[Interface dataset entries]
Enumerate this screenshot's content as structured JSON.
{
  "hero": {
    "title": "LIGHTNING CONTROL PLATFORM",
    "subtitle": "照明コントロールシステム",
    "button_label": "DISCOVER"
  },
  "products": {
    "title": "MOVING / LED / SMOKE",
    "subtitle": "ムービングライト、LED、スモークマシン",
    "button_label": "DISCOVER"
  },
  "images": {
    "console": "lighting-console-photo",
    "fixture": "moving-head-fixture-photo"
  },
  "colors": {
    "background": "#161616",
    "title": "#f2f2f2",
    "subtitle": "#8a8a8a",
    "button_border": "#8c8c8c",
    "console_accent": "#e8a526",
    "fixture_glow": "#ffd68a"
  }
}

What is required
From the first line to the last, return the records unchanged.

Written response
Enumerate this screenshot's content as structured JSON.
{
  "hero": {
    "title": "LIGHTNING CONTROL PLATFORM",
    "subtitle": "照明コントロールシステム",
    "button_label": "DISCOVER"
  },
  "products": {
    "title": "MOVING / LED / SMOKE",
    "subtitle": "ムービングライト、LED、スモークマシン",
    "button_label": "DISCOVER"
  },
  "images": {
    "console": "lighting-console-photo",
    "fixture": "moving-head-fixture-photo"
  },
  "colors": {
    "background": "#161616",
    "title": "#f2f2f2",
    "subtitle": "#8a8a8a",
    "button_border": "#8c8c8c",
    "console_accent": "#e8a526",
    "fixture_glow": "#ffd68a"
  }
}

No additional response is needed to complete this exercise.